The Difference than Learning for Pleasure and to Perform it
There is an enormous difference in learning for the joy of learning and training for a performance, they are a world’s distance apart and you should always take that in consideration when trying to calculate the time it takes to learn a new piano piece
Even the Easiest Piece Can Take a While if You’re Going to Perform it
The truth is that to play piano with proper technique, read sheet music and then be able to accurately play at a performance level will take a good deal of time. The problem is that performing live puts too much pressure on you when every little detail needs to be nail down like rhythm, notes and silences.
Learning for Yourself is Much Faster and Probably More Enjoyable Too
I am always a big proponent of learning music for oneself first, as the process is much more enjoyable, that does not mean you do not need a techer. A teacher is unvaluable and will always make your learning curve smoother.
The Best Answer is the One You Find by Trying
The best answer for this question is naturaly found by getting your hands dirty and start right now, then when you finish you will have your own timeframe for learning, which tends to be very different from others.
Everyone Has Different a Natural Talent, Background and Experience
Everybody has a different level of talent, that seems particularly more truthful when we are talking about musical instruments in general. There is nothing wrong with not having talent or being average, but you should manage your expectations accordingly
Just Starting is the Best Way to Get Ahead
A person that executes will always run circles around a genius, done is better than perfect, always strive to conquer your fears and start. Starting is what will get you ahead in life and in your piano practice.
In a piano conservartory it is expected of you to learn a piece in one or two weeks if it is not a virtuoso piece.
Expect Average Results if You Are an Average Pianist
Unless you some magical genius with enormous talent, your results will reflect that. But if you are like and most people, time put in practice is what will pay off in the end.

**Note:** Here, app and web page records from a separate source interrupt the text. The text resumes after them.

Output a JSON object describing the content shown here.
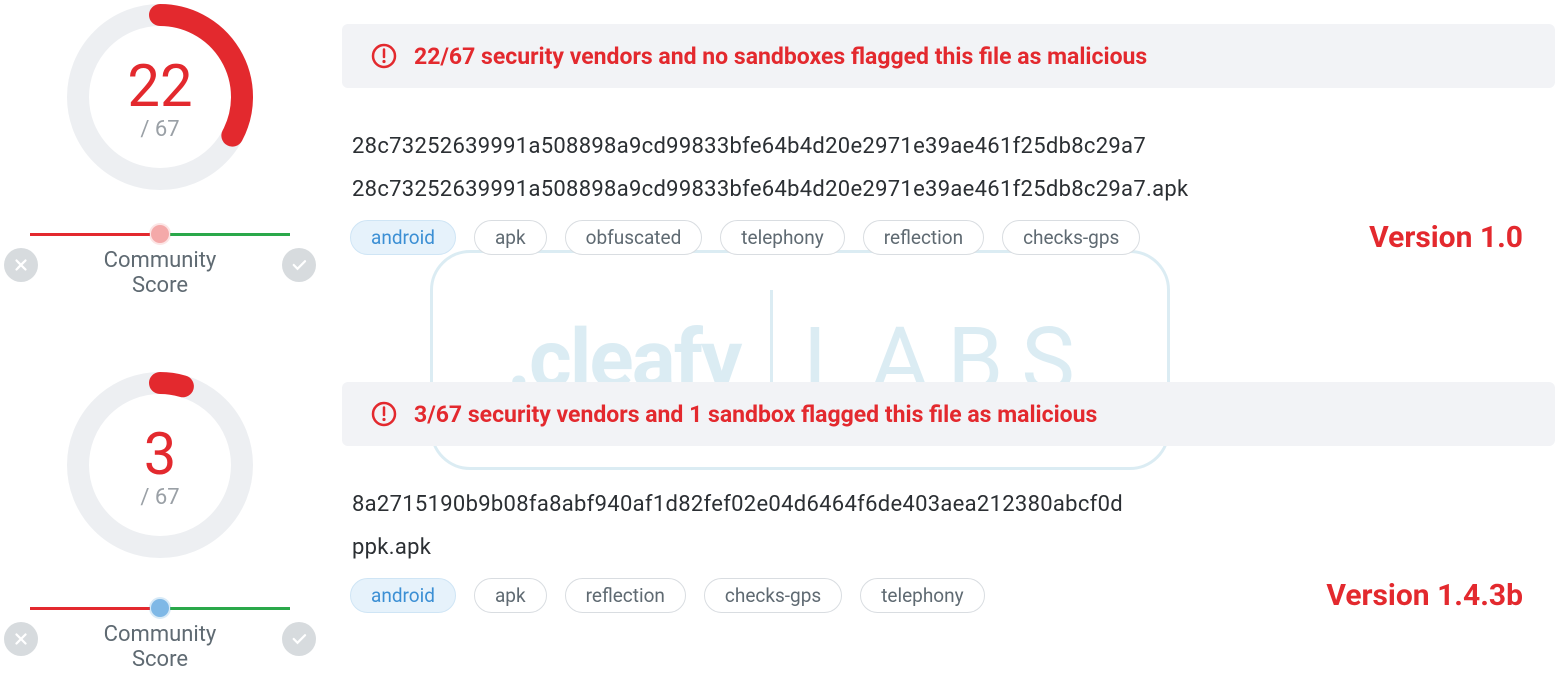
{
  "watermark": {
    "brand": ".cleafy",
    "labs": "LABS"
  },
  "scans": [
    {
      "score": "22",
      "total": "/ 67",
      "gauge_fraction": 0.328,
      "slider_color": "pink",
      "community_label_1": "Community",
      "community_label_2": "Score",
      "alert": "22/67 security vendors and no sandboxes flagged this file as malicious",
      "hash": "28c73252639991a508898a9cd99833bfe64b4d20e2971e39ae461f25db8c29a7",
      "filename": "28c73252639991a508898a9cd99833bfe64b4d20e2971e39ae461f25db8c29a7.apk",
      "tags": [
        "android",
        "apk",
        "obfuscated",
        "telephony",
        "reflection",
        "checks-gps"
      ],
      "version": "Version 1.0"
    },
    {
      "score": "3",
      "total": "/ 67",
      "gauge_fraction": 0.045,
      "slider_color": "blue",
      "community_label_1": "Community",
      "community_label_2": "Score",
      "alert": "3/67 security vendors and 1 sandbox flagged this file as malicious",
      "hash": "8a2715190b9b08fa8abf940af1d82fef02e04d6464f6de403aea212380abcf0d",
      "filename": "ppk.apk",
      "tags": [
        "android",
        "apk",
        "reflection",
        "checks-gps",
        "telephony"
      ],
      "version": "Version 1.4.3b"
    }
  ]
}
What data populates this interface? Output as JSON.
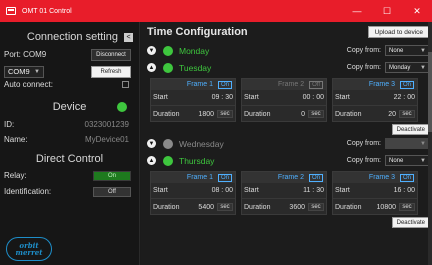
{
  "window": {
    "title": "OMT 01 Control",
    "minimize": "—",
    "maximize": "☐",
    "close": "✕"
  },
  "connection": {
    "heading": "Connection setting",
    "collapse_glyph": "<",
    "port_label": "Port: COM9",
    "disconnect_label": "Disconnect",
    "port_select": "COM9",
    "refresh_label": "Refresh",
    "auto_connect_label": "Auto connect:"
  },
  "device": {
    "heading": "Device",
    "status_color": "#3ec63e",
    "id_label": "ID:",
    "id_value": "0323001239",
    "name_label": "Name:",
    "name_value": "MyDevice01"
  },
  "direct_control": {
    "heading": "Direct Control",
    "relay_label": "Relay:",
    "relay_state": "On",
    "identification_label": "Identification:",
    "identification_state": "Off"
  },
  "logo": {
    "line1": "orbit",
    "line2": "merret"
  },
  "main": {
    "title": "Time Configuration",
    "upload_label": "Upload to device",
    "copy_label": "Copy from:",
    "start_label": "Start",
    "duration_label": "Duration",
    "sec_unit": "sec",
    "deactivate_label": "Deactivate",
    "colors": {
      "active": "#3ec63e",
      "inactive": "#8a8a8a",
      "frame_on": "#4fb0ff",
      "frame_off": "#777777"
    },
    "days": [
      {
        "name": "Monday",
        "copy_from": "None"
      },
      {
        "name": "Tuesday",
        "copy_from": "Monday",
        "frames": [
          {
            "name": "Frame 1",
            "state": "On",
            "start_h": "09",
            "start_m": "30",
            "duration": "1800"
          },
          {
            "name": "Frame 2",
            "state": "Off",
            "start_h": "00",
            "start_m": "00",
            "duration": "0"
          },
          {
            "name": "Frame 3",
            "state": "On",
            "start_h": "22",
            "start_m": "00",
            "duration": "20"
          }
        ]
      },
      {
        "name": "Wednesday",
        "copy_from": ""
      },
      {
        "name": "Thursday",
        "copy_from": "None",
        "frames": [
          {
            "name": "Frame 1",
            "state": "On",
            "start_h": "08",
            "start_m": "00",
            "duration": "5400"
          },
          {
            "name": "Frame 2",
            "state": "On",
            "start_h": "11",
            "start_m": "30",
            "duration": "3600"
          },
          {
            "name": "Frame 3",
            "state": "On",
            "start_h": "16",
            "start_m": "00",
            "duration": "10800"
          }
        ]
      }
    ]
  }
}
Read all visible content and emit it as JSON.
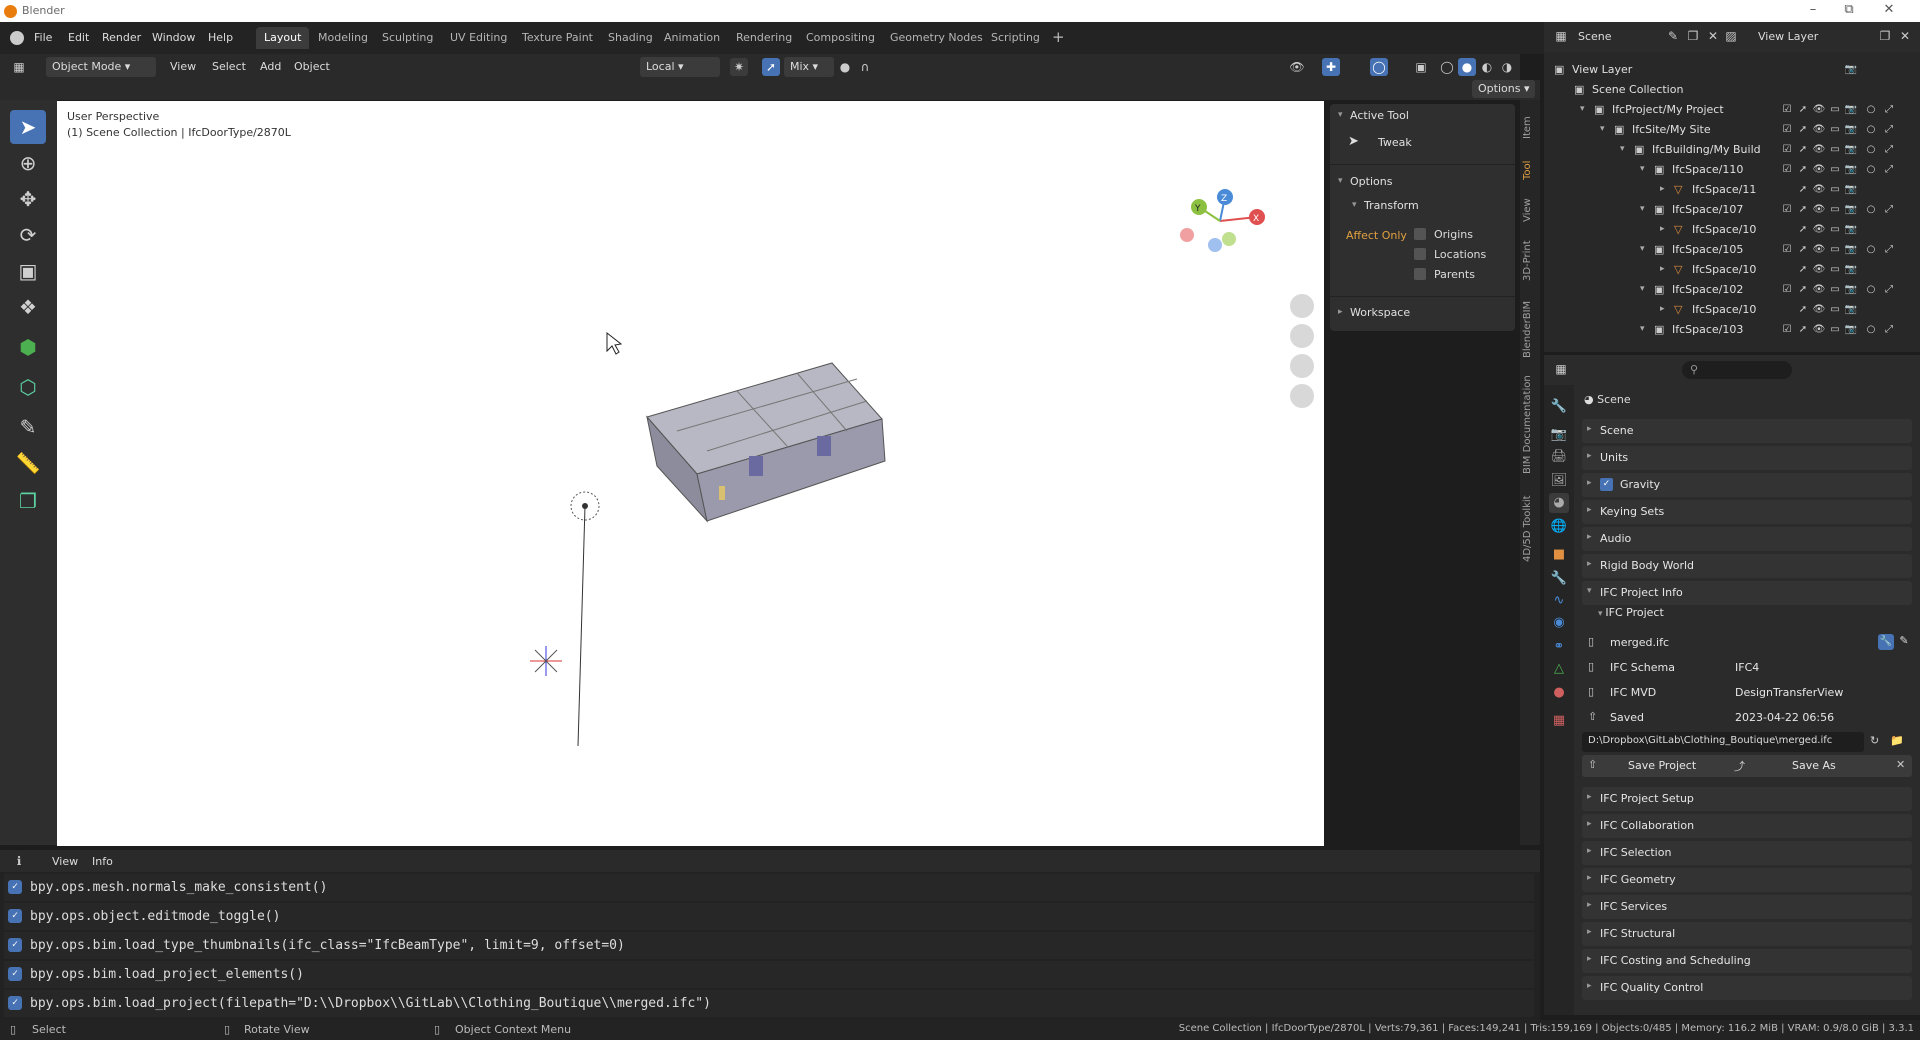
{
  "window": {
    "title": "Blender"
  },
  "menus": [
    "File",
    "Edit",
    "Render",
    "Window",
    "Help"
  ],
  "workspaces": [
    "Layout",
    "Modeling",
    "Sculpting",
    "UV Editing",
    "Texture Paint",
    "Shading",
    "Animation",
    "Rendering",
    "Compositing",
    "Geometry Nodes",
    "Scripting"
  ],
  "scene_selector": "Scene",
  "view_layer_selector": "View Layer",
  "header3d": {
    "mode": "Object Mode",
    "view": "View",
    "select": "Select",
    "add": "Add",
    "object": "Object",
    "orientation": "Local",
    "snap": "Mix",
    "options": "Options"
  },
  "viewport": {
    "line1": "User Perspective",
    "line2": "(1) Scene Collection | IfcDoorType/2870L",
    "gizmo_x": "X",
    "gizmo_y": "Y",
    "gizmo_z": "Z"
  },
  "npanel": {
    "active_tool_header": "Active Tool",
    "tool_name": "Tweak",
    "options_header": "Options",
    "transform": "Transform",
    "affect_only": "Affect Only",
    "origins": "Origins",
    "locations": "Locations",
    "parents": "Parents",
    "workspace": "Workspace"
  },
  "ntabs": [
    "Item",
    "Tool",
    "View",
    "3D-Print",
    "BlenderBIM",
    "BIM Documentation",
    "4D/5D Toolkit"
  ],
  "outliner": {
    "rows": [
      {
        "label": "View Layer",
        "indent": 0
      },
      {
        "label": "Scene Collection",
        "indent": 1
      },
      {
        "label": "IfcProject/My Project",
        "indent": 2
      },
      {
        "label": "IfcSite/My Site",
        "indent": 3
      },
      {
        "label": "IfcBuilding/My Build",
        "indent": 4
      },
      {
        "label": "IfcSpace/110",
        "indent": 5
      },
      {
        "label": "IfcSpace/11",
        "indent": 6
      },
      {
        "label": "IfcSpace/107",
        "indent": 5
      },
      {
        "label": "IfcSpace/10",
        "indent": 6
      },
      {
        "label": "IfcSpace/105",
        "indent": 5
      },
      {
        "label": "IfcSpace/10",
        "indent": 6
      },
      {
        "label": "IfcSpace/102",
        "indent": 5
      },
      {
        "label": "IfcSpace/10",
        "indent": 6
      },
      {
        "label": "IfcSpace/103",
        "indent": 5
      }
    ]
  },
  "properties": {
    "context": "Scene",
    "panels": [
      "Scene",
      "Units",
      "Gravity",
      "Keying Sets",
      "Audio",
      "Rigid Body World"
    ],
    "ifc_project_info": "IFC Project Info",
    "ifc_project": "IFC Project",
    "file": "merged.ifc",
    "schema_label": "IFC Schema",
    "schema_value": "IFC4",
    "mvd_label": "IFC MVD",
    "mvd_value": "DesignTransferView",
    "saved_label": "Saved",
    "saved_value": "2023-04-22 06:56",
    "path": "D:\\Dropbox\\GitLab\\Clothing_Boutique\\merged.ifc",
    "save_project": "Save Project",
    "save_as": "Save As",
    "more_panels": [
      "IFC Project Setup",
      "IFC Collaboration",
      "IFC Selection",
      "IFC Geometry",
      "IFC Services",
      "IFC Structural",
      "IFC Costing and Scheduling",
      "IFC Quality Control"
    ]
  },
  "console": {
    "view": "View",
    "info": "Info",
    "lines": [
      "bpy.ops.mesh.normals_make_consistent()",
      "bpy.ops.object.editmode_toggle()",
      "bpy.ops.bim.load_type_thumbnails(ifc_class=\"IfcBeamType\", limit=9, offset=0)",
      "bpy.ops.bim.load_project_elements()",
      "bpy.ops.bim.load_project(filepath=\"D:\\\\Dropbox\\\\GitLab\\\\Clothing_Boutique\\\\merged.ifc\")"
    ]
  },
  "status": {
    "select": "Select",
    "rotate": "Rotate View",
    "context_menu": "Object Context Menu",
    "info": "Scene Collection | IfcDoorType/2870L | Verts:79,361 | Faces:149,241 | Tris:159,169 | Objects:0/485 | Memory: 116.2 MiB | VRAM: 0.9/8.0 GiB | 3.3.1"
  }
}
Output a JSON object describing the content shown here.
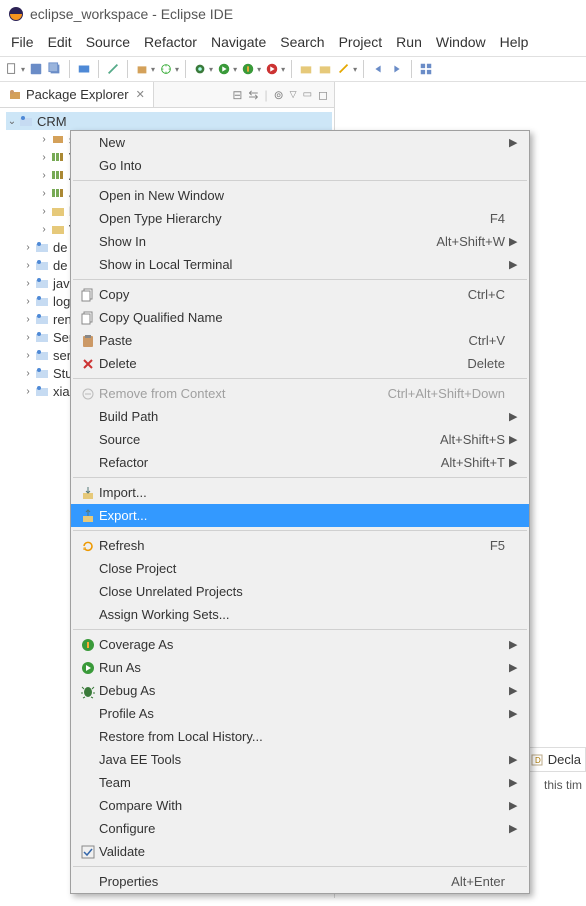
{
  "window_title": "eclipse_workspace - Eclipse IDE",
  "menubar": [
    "File",
    "Edit",
    "Source",
    "Refactor",
    "Navigate",
    "Search",
    "Project",
    "Run",
    "Window",
    "Help"
  ],
  "explorer_tab": "Package Explorer",
  "tree": {
    "root": "CRM",
    "children_l2": [
      "s",
      "V",
      "A",
      "J",
      "b",
      "V"
    ],
    "siblings": [
      "de",
      "de",
      "java",
      "log",
      "ren",
      "Ser",
      "serv",
      "Stu",
      "xiao"
    ]
  },
  "context_menu": {
    "g1": [
      {
        "label": "New",
        "arrow": true
      },
      {
        "label": "Go Into"
      }
    ],
    "g2": [
      {
        "label": "Open in New Window"
      },
      {
        "label": "Open Type Hierarchy",
        "shortcut": "F4"
      },
      {
        "label": "Show In",
        "shortcut": "Alt+Shift+W",
        "arrow": true
      },
      {
        "label": "Show in Local Terminal",
        "arrow": true
      }
    ],
    "g3": [
      {
        "label": "Copy",
        "shortcut": "Ctrl+C",
        "icon": "copy"
      },
      {
        "label": "Copy Qualified Name",
        "icon": "copy"
      },
      {
        "label": "Paste",
        "shortcut": "Ctrl+V",
        "icon": "paste"
      },
      {
        "label": "Delete",
        "shortcut": "Delete",
        "icon": "delete"
      }
    ],
    "g4": [
      {
        "label": "Remove from Context",
        "shortcut": "Ctrl+Alt+Shift+Down",
        "disabled": true,
        "icon": "remove"
      },
      {
        "label": "Build Path",
        "arrow": true
      },
      {
        "label": "Source",
        "shortcut": "Alt+Shift+S",
        "arrow": true
      },
      {
        "label": "Refactor",
        "shortcut": "Alt+Shift+T",
        "arrow": true
      }
    ],
    "g5": [
      {
        "label": "Import...",
        "icon": "import"
      },
      {
        "label": "Export...",
        "icon": "export",
        "highlighted": true
      }
    ],
    "g6": [
      {
        "label": "Refresh",
        "shortcut": "F5",
        "icon": "refresh"
      },
      {
        "label": "Close Project"
      },
      {
        "label": "Close Unrelated Projects"
      },
      {
        "label": "Assign Working Sets..."
      }
    ],
    "g7": [
      {
        "label": "Coverage As",
        "arrow": true,
        "icon": "coverage"
      },
      {
        "label": "Run As",
        "arrow": true,
        "icon": "run"
      },
      {
        "label": "Debug As",
        "arrow": true,
        "icon": "debug"
      },
      {
        "label": "Profile As",
        "arrow": true
      },
      {
        "label": "Restore from Local History..."
      },
      {
        "label": "Java EE Tools",
        "arrow": true
      },
      {
        "label": "Team",
        "arrow": true
      },
      {
        "label": "Compare With",
        "arrow": true
      },
      {
        "label": "Configure",
        "arrow": true
      },
      {
        "label": "Validate",
        "icon": "check"
      }
    ],
    "g8": [
      {
        "label": "Properties",
        "shortcut": "Alt+Enter"
      }
    ]
  },
  "decl_tab": "Decla",
  "decl_text": "this tim"
}
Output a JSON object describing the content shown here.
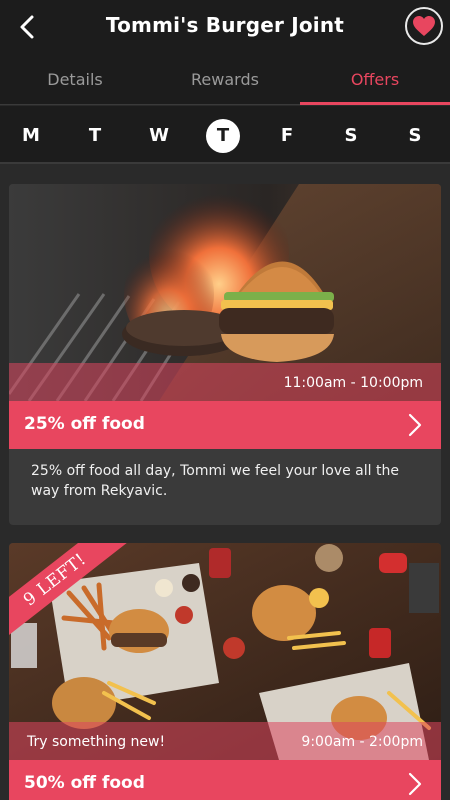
{
  "header": {
    "title": "Tommi's Burger Joint",
    "back_icon": "back-chevron-icon",
    "favorite_icon": "heart-icon"
  },
  "tabs": [
    {
      "label": "Details",
      "active": false
    },
    {
      "label": "Rewards",
      "active": false
    },
    {
      "label": "Offers",
      "active": true
    }
  ],
  "days": [
    {
      "label": "M",
      "active": false
    },
    {
      "label": "T",
      "active": false
    },
    {
      "label": "W",
      "active": false
    },
    {
      "label": "T",
      "active": true
    },
    {
      "label": "F",
      "active": false
    },
    {
      "label": "S",
      "active": false
    },
    {
      "label": "S",
      "active": false
    }
  ],
  "offers": [
    {
      "time": "11:00am - 10:00pm",
      "title": "25% off food",
      "description": "25% off food all day, Tommi we feel your love all the way from Rekyavic."
    },
    {
      "ribbon": "9 LEFT!",
      "tagline": "Try something new!",
      "time": "9:00am - 2:00pm",
      "title": "50% off food"
    }
  ],
  "colors": {
    "accent": "#e8465f",
    "header_bg": "#1c1c1c",
    "card_bg": "#3a3a3a"
  }
}
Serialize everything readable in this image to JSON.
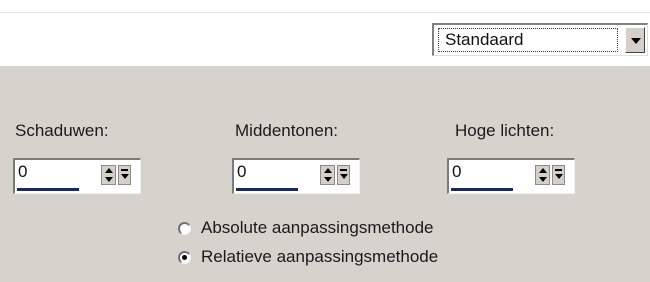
{
  "preset": {
    "selected": "Standaard",
    "icon": "chevron-down-icon"
  },
  "levels": [
    {
      "label": "Schaduwen:",
      "value": "0"
    },
    {
      "label": "Middentonen:",
      "value": "0"
    },
    {
      "label": "Hoge lichten:",
      "value": "0"
    }
  ],
  "method": {
    "options": [
      {
        "label": "Absolute aanpassingsmethode",
        "checked": false
      },
      {
        "label": "Relatieve aanpassingsmethode",
        "checked": true
      }
    ]
  },
  "colors": {
    "panel": "#d6d3cd",
    "field": "#ffffff",
    "slider_bar": "#1a2a55"
  }
}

You Will Get Average Results with Average Skills
You want to know the recipe for an average person to get abnormal results?
PRACTICE AN ABNORMAL AMOUNT OF TIME.
Other than that there is nowhere else to run. Humility can be freeing at times, because it enables us to evaluate things unbiased. There is always a price to getting something we want, if you truly want it, be determined to pay the price.
Push a Little Harder with Every Session
You can learn and memorize the notes of a piece in about 20 hours, but to master the tempo, the rhythm and details will take much longer. That is when the importance of pushing a little harder everytime comes into play.
By pushing a little bit every session, you are maintaing two habits:
- A mindset of improving everytime you play;
- A Showing up habit, the most important.
Think About Getting Better as Opposed to Accumulating Pieces
Think about getting better with your skills and technique, along with sheet music reading abilities, that is what is going to get you far.
You Cannot Remember All the Pieces You Learn
It is very hard to remember every single piece of music we ever produced. Heck, I do not even remember half the articles I wrote on this site.
That is normal, I have studied the forgetfulness curve and this is very normal, so do not be a piece memorizer, focus on improving fluidness and technique instead.
It is Inefficient Trying to Remember Every Single Piece You Learned Perfectly
If you were to try your best to remember every single piano piece you learned along the way, it would require immense commitment and time to maintain them, which is not efficient.
Our brains are incredible processors, but they are not made to hold long pieces of information for very long. What is not used often get discarded or stored on a place you cannot access without deeper digging.
Being Consistent is The Key to Better Results
A lot of teachers are very keen on saying that practicing the piano for 10 minutes everyday is better than 2 hours every week, and it is true.
Playing 15 Minutes Everyday is Better than 40 Minutes 3 Times a Week
By engaging in daily practice, you are being tremendously more efficient with your learning, that is because you are compounding everyday on what you did yesterday without letting the knowledge “drop”.
It is very curious that few people know this, but there is a fundmental learning resource that most people do not use, and that is the Ebbinghaus forgetting curve.
Ebbinghaus Forgetting Curve on Piano Learning
The Ebbinghaus forgetting curve strongly applies on piano practice because it points us at an important truth, if we are not determined to do it daily, the results are severely undermined as you can see in the graph.
Remember that Piano is a Long Term Game
Piano, like any other instrument, is a very long term game, mastering piano can be very rewarding and will change your life, but you need to do it for the right reasons in order to succeed.
Remember Your Why
People with strong enough reasons will do ANYTHING.
Imagine your child is on the top of another skycraper that caught on fire. You have the opportunity to save your child now but risk is limitless, would you still do it?
Get deep inside you and find out why are you playing, that can keep you grounded while others crumble in the storm.
Live the Life You Want to Live
Play the piano ultimately for your own reasons, a life worth living is a life where we make our own choices based in good life experiences